In our last Career post, we went over issues on your resume that might cause you to not get a call back.

(You can watch the video on that topic on You Tube or LinkedIn if you don’t have time to go read that article)

One of the issues was providing TMI – or Too Much Information. Specifically, going back more than 10 years on your resume is not recommended as a resume standard. Regarding this point, I received feedback from a another recruiting industry professional that disagreed wholeheartedly.

10 years of work history is a standard because in many cases, what you were doing 10 years ago is not relevant today. In most cases you’d need to be completely retrained to do jobs you have  done over 10 years ago due to tech and industry updates. This means your knowledge in that area is dormant, outdated, or no longer useful. Or, you may have advanced so far in skill level that you no longer need that history to prove that you’re qualified in a certain area.

But this article is about exceptions, and they do exist.

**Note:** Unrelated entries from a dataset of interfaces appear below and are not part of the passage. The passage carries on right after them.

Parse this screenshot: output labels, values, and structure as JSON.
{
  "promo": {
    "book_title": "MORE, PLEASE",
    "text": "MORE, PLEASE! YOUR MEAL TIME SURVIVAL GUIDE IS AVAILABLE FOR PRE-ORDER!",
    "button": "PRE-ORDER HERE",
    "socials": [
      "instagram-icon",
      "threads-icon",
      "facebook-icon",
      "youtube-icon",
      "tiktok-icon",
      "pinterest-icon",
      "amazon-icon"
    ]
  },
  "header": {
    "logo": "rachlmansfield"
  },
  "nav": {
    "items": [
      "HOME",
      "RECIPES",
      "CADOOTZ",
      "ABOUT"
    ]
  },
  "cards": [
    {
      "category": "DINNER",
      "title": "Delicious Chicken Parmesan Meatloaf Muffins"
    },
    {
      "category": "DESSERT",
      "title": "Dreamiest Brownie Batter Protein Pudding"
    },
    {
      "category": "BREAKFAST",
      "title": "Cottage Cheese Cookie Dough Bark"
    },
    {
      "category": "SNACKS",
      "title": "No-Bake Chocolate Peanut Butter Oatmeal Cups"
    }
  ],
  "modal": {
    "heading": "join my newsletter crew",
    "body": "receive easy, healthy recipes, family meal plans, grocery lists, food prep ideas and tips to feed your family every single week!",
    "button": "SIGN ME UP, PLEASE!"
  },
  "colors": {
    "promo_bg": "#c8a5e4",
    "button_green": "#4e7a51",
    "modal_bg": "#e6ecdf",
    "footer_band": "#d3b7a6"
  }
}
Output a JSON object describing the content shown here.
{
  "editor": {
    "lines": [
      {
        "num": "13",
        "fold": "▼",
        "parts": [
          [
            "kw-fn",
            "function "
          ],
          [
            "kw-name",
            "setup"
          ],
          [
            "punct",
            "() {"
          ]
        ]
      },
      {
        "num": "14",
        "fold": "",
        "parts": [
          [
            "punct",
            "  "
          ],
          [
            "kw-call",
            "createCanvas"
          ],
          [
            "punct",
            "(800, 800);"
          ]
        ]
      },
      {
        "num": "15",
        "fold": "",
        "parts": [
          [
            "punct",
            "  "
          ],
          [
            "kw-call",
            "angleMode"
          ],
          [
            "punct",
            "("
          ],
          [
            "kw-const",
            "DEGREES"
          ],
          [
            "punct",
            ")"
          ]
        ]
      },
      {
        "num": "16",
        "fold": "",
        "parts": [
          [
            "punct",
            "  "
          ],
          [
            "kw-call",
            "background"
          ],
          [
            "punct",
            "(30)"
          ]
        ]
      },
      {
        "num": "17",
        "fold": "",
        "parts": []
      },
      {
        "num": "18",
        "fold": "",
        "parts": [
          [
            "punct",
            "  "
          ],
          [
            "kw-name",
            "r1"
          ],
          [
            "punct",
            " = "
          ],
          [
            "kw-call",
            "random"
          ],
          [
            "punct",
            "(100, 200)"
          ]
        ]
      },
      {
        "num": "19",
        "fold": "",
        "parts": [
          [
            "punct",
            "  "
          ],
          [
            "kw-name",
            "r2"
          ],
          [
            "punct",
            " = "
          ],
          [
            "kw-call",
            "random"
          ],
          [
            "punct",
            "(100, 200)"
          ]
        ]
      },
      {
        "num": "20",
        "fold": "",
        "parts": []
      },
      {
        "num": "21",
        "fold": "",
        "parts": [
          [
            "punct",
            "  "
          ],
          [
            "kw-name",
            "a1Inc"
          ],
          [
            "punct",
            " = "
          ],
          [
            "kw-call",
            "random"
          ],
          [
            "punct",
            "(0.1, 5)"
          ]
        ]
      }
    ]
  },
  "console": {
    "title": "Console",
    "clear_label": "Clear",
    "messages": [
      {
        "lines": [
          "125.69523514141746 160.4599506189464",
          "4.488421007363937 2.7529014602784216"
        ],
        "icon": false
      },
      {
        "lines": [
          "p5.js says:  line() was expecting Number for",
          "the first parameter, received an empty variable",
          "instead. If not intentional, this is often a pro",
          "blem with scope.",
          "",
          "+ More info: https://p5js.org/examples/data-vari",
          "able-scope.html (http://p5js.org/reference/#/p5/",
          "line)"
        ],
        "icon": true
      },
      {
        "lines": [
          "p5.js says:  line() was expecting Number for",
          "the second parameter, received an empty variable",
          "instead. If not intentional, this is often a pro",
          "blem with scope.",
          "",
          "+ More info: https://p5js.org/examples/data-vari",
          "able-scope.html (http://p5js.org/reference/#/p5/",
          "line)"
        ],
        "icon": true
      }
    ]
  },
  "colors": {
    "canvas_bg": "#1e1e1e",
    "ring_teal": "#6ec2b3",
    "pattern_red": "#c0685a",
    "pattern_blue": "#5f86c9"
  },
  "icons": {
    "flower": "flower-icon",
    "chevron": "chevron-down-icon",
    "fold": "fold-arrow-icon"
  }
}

So that’s what we’ll go over now to help you  decide when this standard applies to your resume, and when it does not.

Exception # 1 – The Executive Resume

how to write an executive resume

If you are an expert in your field and are applying for a position that requires more than 10 years of experience in it, your resume should show all of your experience that surpasses the requirement up to the point in history that your experience remains relevant.

Let’s look at two fictional example applicants to explain this point further. We will call them “Mark” and “Suzanne”.

Example 1 – Mark is a Senior Director of Engineering and wants to get promoted to a Lead Principal position requiring 20 years of experience or more. He graduated college with a BS in Engineering in 1993 but could not find a job that fit his education for 5 years. From 1993 to 1998, he worked as an insurance Call Center Representative. In 1998, he finally joined engineering firm as an apprentice and has worked his way through the ranks holding various positions. To apply for the Lead Principal position, he will start the work history section on his resume in 1998, leaving off the 5 years after college that he spent in a non-engineering position.

Example 2 – Suzanne wants to apply for a VP of Operations position at a Commercial HVAC & Plumbing Service company. The job requires 20 years of experience. She did not go to college and started working right after high school as an HVAC Service Administrator. She has worked her way up through the industry for the past 25 years and has spent the past 11 years in a director level position with the same company. Suzanne will want to include her entire work history on her resume.

The first reason is that if she follows the 10 year standard, she’ll only show one position. The reader of her resume may see that and immediately ask what else she’s done in her career. Has she held other titles or worked at other companies? Showing diversity in her experience within her field will work to her benefit. Because she didn’t go to college, her time as an entry level employee in the industry may be considered as an equivalent to education. Also, showing how she’s been promoted throughout the years will demonstrate that she is a true leader.

Exception # 2 – Patent and Project History

adding patents and projects to your resume

In many cases, a curriculum vitae or C.V. is more appropriate than a resume for people who will need to include extensive information about their education and training, research, projects, patents, etc.

If you are in the kind of profession where you’ll need to provide a list of work samples, pictures or a portfolio, a C.V. may also be for you.

If you choose a resume format over the CV format, list more than 10 years of experience but keep it under 2 pages. Optionally, you may present your project list or portfolio as a second document. Or, you can add a link to your online portfolio in the contact info or footer section of your page.

It should be noted that depending where you are job searching in the world, resumes and curriculum vitae are two different things that are called the same thing in error.

Exception # 3- The Career Change Resume

how to write a career change resume

Sometimes, things happen in people’s lives and a career change ensues. If not showing more than 10 years of background will cause the hiring manger confusion or uncertainty, you will want to go back farther if even that means including information from a past career. Here is a prime example:

After 15 years as a teacher’s aide, “Andrea” finds her job eliminated to due district wide-cutbacks of all teacher-aide positions. She’d have to go work in another district to find a job in her line of work. Her husband still has a great job in the same school district where they live. Commute times to the nearest districts’ schools would be impractical. She chooses to follow her lifelong dream of becoming a lawyer instead.

She cannot start job hunting in her new field until she’s completed 5 years of schooling. As she puts together her resume, she doesn’t want give the impression that she only has 5 years of work experience, nor the impression that she’s much younger than she is. Her resume will need to tell her story.

She will include all 15 years of experience as a teacher’s aide and her 5 years as a full time student,. This will show how she hit the reset button after being faithful in her previous, long and steady career.

Of course, there are other exceptions but these are all we’ll cover for now.

Has this post helped you decide how much of your work history should be on your resume? Or, do you still have questions? Please let us know, don’t forget to subscribe for more helpful career-focused posts.